Taking each line of the material in turn, count those with the string "למובייל" and answer with the count alone.

***** Information provided *****

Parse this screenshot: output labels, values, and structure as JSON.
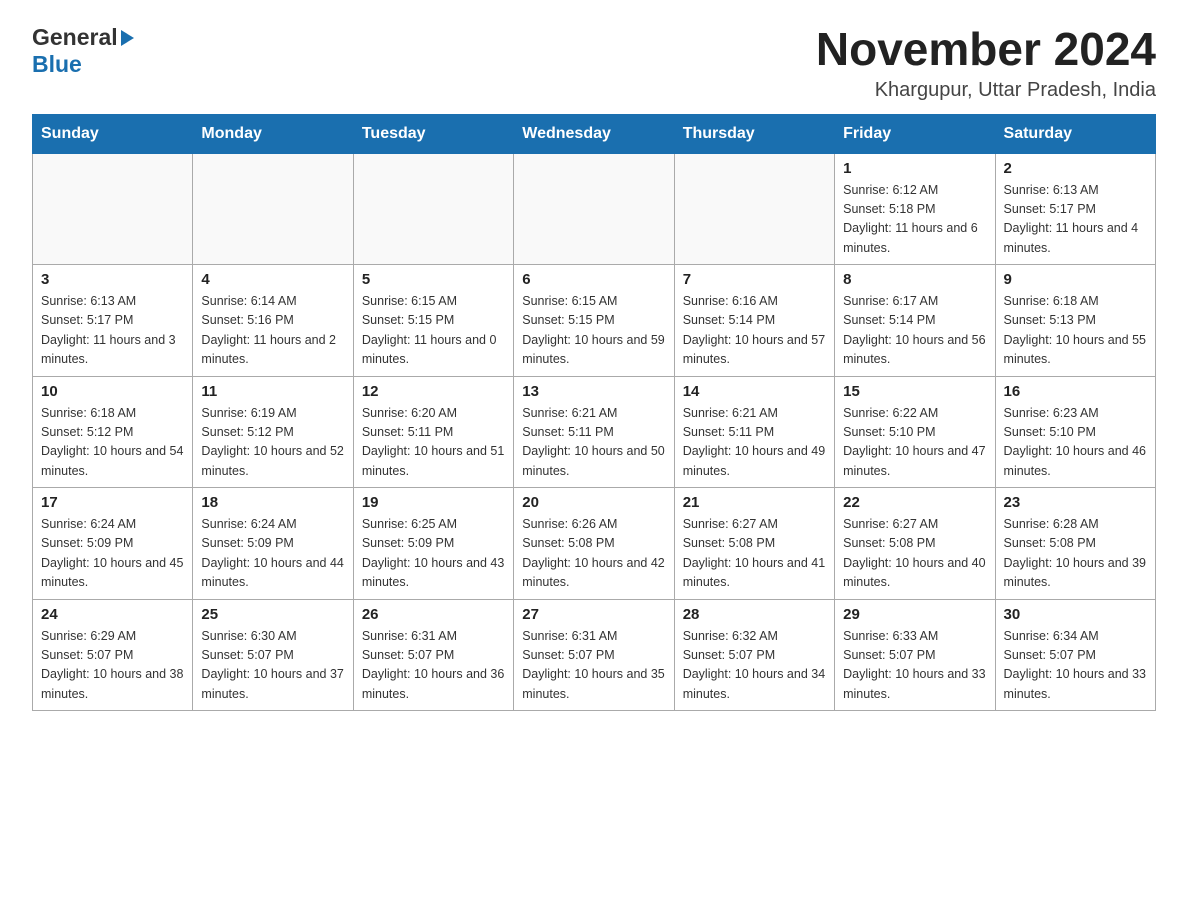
{
  "header": {
    "logo_general": "General",
    "logo_blue": "Blue",
    "month_title": "November 2024",
    "location": "Khargupur, Uttar Pradesh, India"
  },
  "days_of_week": [
    "Sunday",
    "Monday",
    "Tuesday",
    "Wednesday",
    "Thursday",
    "Friday",
    "Saturday"
  ],
  "weeks": [
    [
      {
        "day": "",
        "info": ""
      },
      {
        "day": "",
        "info": ""
      },
      {
        "day": "",
        "info": ""
      },
      {
        "day": "",
        "info": ""
      },
      {
        "day": "",
        "info": ""
      },
      {
        "day": "1",
        "info": "Sunrise: 6:12 AM\nSunset: 5:18 PM\nDaylight: 11 hours and 6 minutes."
      },
      {
        "day": "2",
        "info": "Sunrise: 6:13 AM\nSunset: 5:17 PM\nDaylight: 11 hours and 4 minutes."
      }
    ],
    [
      {
        "day": "3",
        "info": "Sunrise: 6:13 AM\nSunset: 5:17 PM\nDaylight: 11 hours and 3 minutes."
      },
      {
        "day": "4",
        "info": "Sunrise: 6:14 AM\nSunset: 5:16 PM\nDaylight: 11 hours and 2 minutes."
      },
      {
        "day": "5",
        "info": "Sunrise: 6:15 AM\nSunset: 5:15 PM\nDaylight: 11 hours and 0 minutes."
      },
      {
        "day": "6",
        "info": "Sunrise: 6:15 AM\nSunset: 5:15 PM\nDaylight: 10 hours and 59 minutes."
      },
      {
        "day": "7",
        "info": "Sunrise: 6:16 AM\nSunset: 5:14 PM\nDaylight: 10 hours and 57 minutes."
      },
      {
        "day": "8",
        "info": "Sunrise: 6:17 AM\nSunset: 5:14 PM\nDaylight: 10 hours and 56 minutes."
      },
      {
        "day": "9",
        "info": "Sunrise: 6:18 AM\nSunset: 5:13 PM\nDaylight: 10 hours and 55 minutes."
      }
    ],
    [
      {
        "day": "10",
        "info": "Sunrise: 6:18 AM\nSunset: 5:12 PM\nDaylight: 10 hours and 54 minutes."
      },
      {
        "day": "11",
        "info": "Sunrise: 6:19 AM\nSunset: 5:12 PM\nDaylight: 10 hours and 52 minutes."
      },
      {
        "day": "12",
        "info": "Sunrise: 6:20 AM\nSunset: 5:11 PM\nDaylight: 10 hours and 51 minutes."
      },
      {
        "day": "13",
        "info": "Sunrise: 6:21 AM\nSunset: 5:11 PM\nDaylight: 10 hours and 50 minutes."
      },
      {
        "day": "14",
        "info": "Sunrise: 6:21 AM\nSunset: 5:11 PM\nDaylight: 10 hours and 49 minutes."
      },
      {
        "day": "15",
        "info": "Sunrise: 6:22 AM\nSunset: 5:10 PM\nDaylight: 10 hours and 47 minutes."
      },
      {
        "day": "16",
        "info": "Sunrise: 6:23 AM\nSunset: 5:10 PM\nDaylight: 10 hours and 46 minutes."
      }
    ],
    [
      {
        "day": "17",
        "info": "Sunrise: 6:24 AM\nSunset: 5:09 PM\nDaylight: 10 hours and 45 minutes."
      },
      {
        "day": "18",
        "info": "Sunrise: 6:24 AM\nSunset: 5:09 PM\nDaylight: 10 hours and 44 minutes."
      },
      {
        "day": "19",
        "info": "Sunrise: 6:25 AM\nSunset: 5:09 PM\nDaylight: 10 hours and 43 minutes."
      },
      {
        "day": "20",
        "info": "Sunrise: 6:26 AM\nSunset: 5:08 PM\nDaylight: 10 hours and 42 minutes."
      },
      {
        "day": "21",
        "info": "Sunrise: 6:27 AM\nSunset: 5:08 PM\nDaylight: 10 hours and 41 minutes."
      },
      {
        "day": "22",
        "info": "Sunrise: 6:27 AM\nSunset: 5:08 PM\nDaylight: 10 hours and 40 minutes."
      },
      {
        "day": "23",
        "info": "Sunrise: 6:28 AM\nSunset: 5:08 PM\nDaylight: 10 hours and 39 minutes."
      }
    ],
    [
      {
        "day": "24",
        "info": "Sunrise: 6:29 AM\nSunset: 5:07 PM\nDaylight: 10 hours and 38 minutes."
      },
      {
        "day": "25",
        "info": "Sunrise: 6:30 AM\nSunset: 5:07 PM\nDaylight: 10 hours and 37 minutes."
      },
      {
        "day": "26",
        "info": "Sunrise: 6:31 AM\nSunset: 5:07 PM\nDaylight: 10 hours and 36 minutes."
      },
      {
        "day": "27",
        "info": "Sunrise: 6:31 AM\nSunset: 5:07 PM\nDaylight: 10 hours and 35 minutes."
      },
      {
        "day": "28",
        "info": "Sunrise: 6:32 AM\nSunset: 5:07 PM\nDaylight: 10 hours and 34 minutes."
      },
      {
        "day": "29",
        "info": "Sunrise: 6:33 AM\nSunset: 5:07 PM\nDaylight: 10 hours and 33 minutes."
      },
      {
        "day": "30",
        "info": "Sunrise: 6:34 AM\nSunset: 5:07 PM\nDaylight: 10 hours and 33 minutes."
      }
    ]
  ]
}
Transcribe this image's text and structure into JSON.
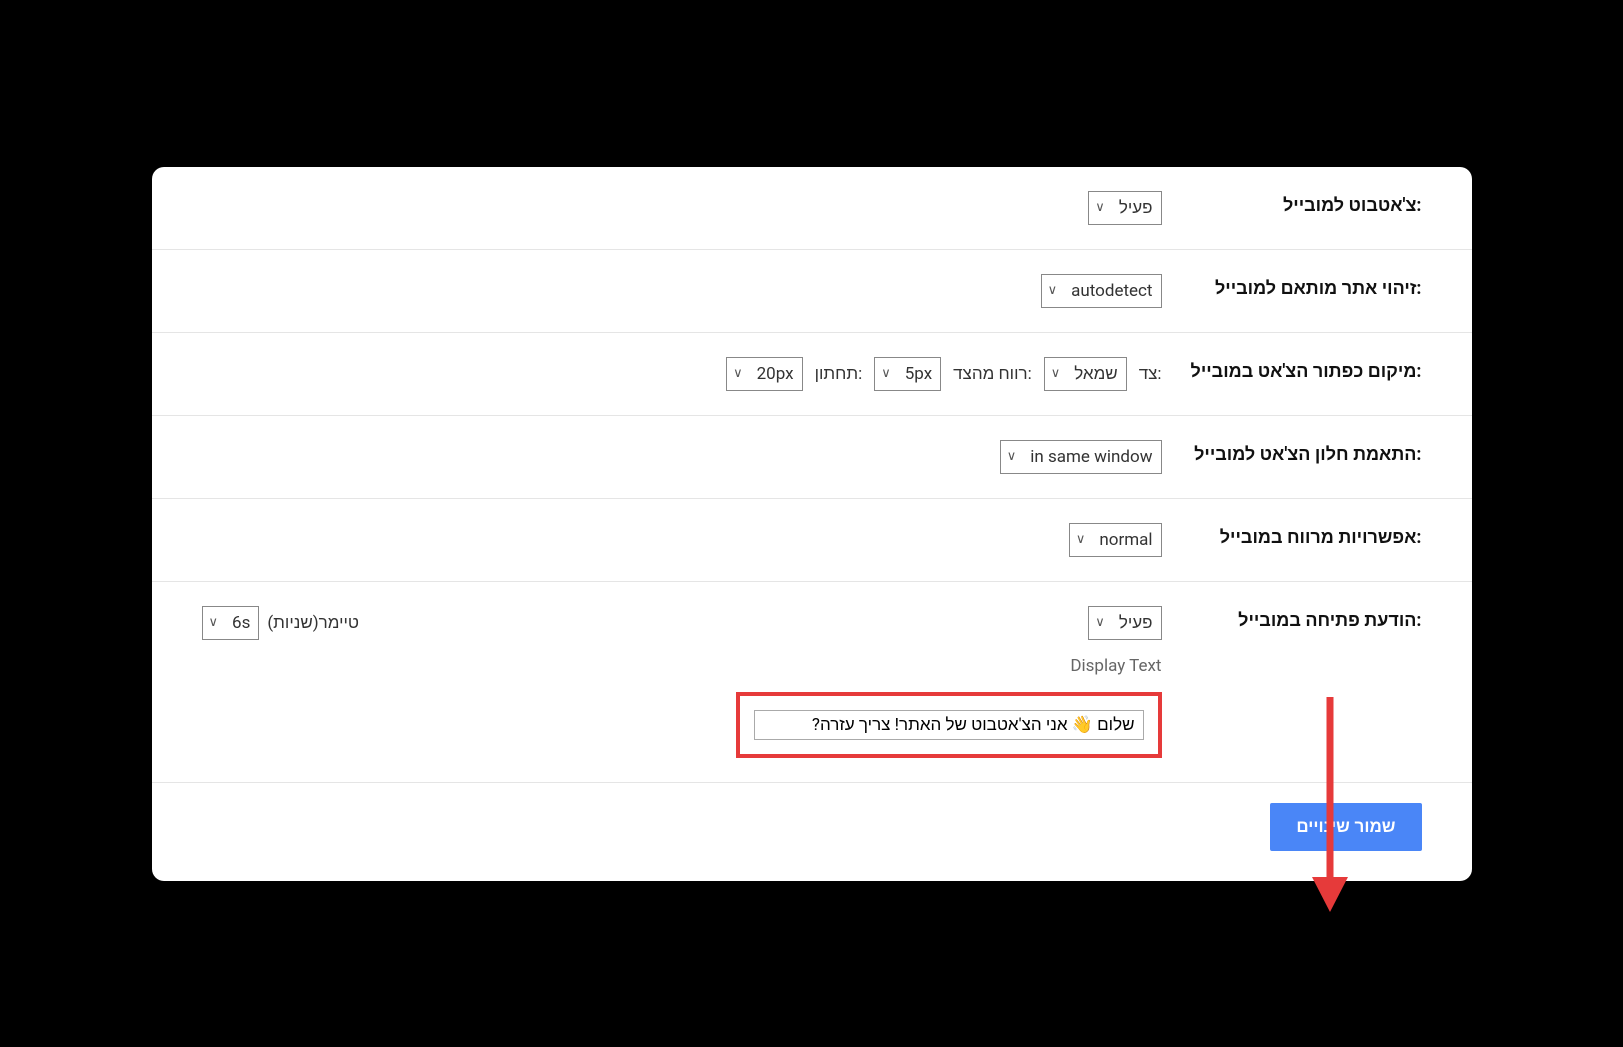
{
  "rows": {
    "chatbot_mobile": {
      "label": "צ'אטבוט למובייל:",
      "value": "פעיל"
    },
    "mobile_site_detect": {
      "label": "זיהוי אתר מותאם למובייל:",
      "value": "autodetect"
    },
    "button_position": {
      "label": "מיקום כפתור הצ'אט במובייל:",
      "side_label": "צד:",
      "side_value": "שמאל",
      "margin_label": "רווח מהצד:",
      "margin_value": "5px",
      "bottom_label": "תחתון:",
      "bottom_value": "20px"
    },
    "chat_window_fit": {
      "label": "התאמת חלון הצ'אט למובייל:",
      "value": "in same window"
    },
    "spacing_options": {
      "label": "אפשרויות מרווח במובייל:",
      "value": "normal"
    },
    "opening_message": {
      "label": "הודעת פתיחה במובייל:",
      "active_value": "פעיל",
      "timer_label": "טיימר(שניות)",
      "timer_value": "6s",
      "display_text_label": "Display Text",
      "display_text_value": "שלום 👋 אני הצ'אטבוט של האתר! צריך עזרה?"
    }
  },
  "footer": {
    "save_label": "שמור שינויים"
  },
  "colors": {
    "highlight": "#e63a3a",
    "primary_button": "#4a86f7"
  }
}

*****

Task solution:
3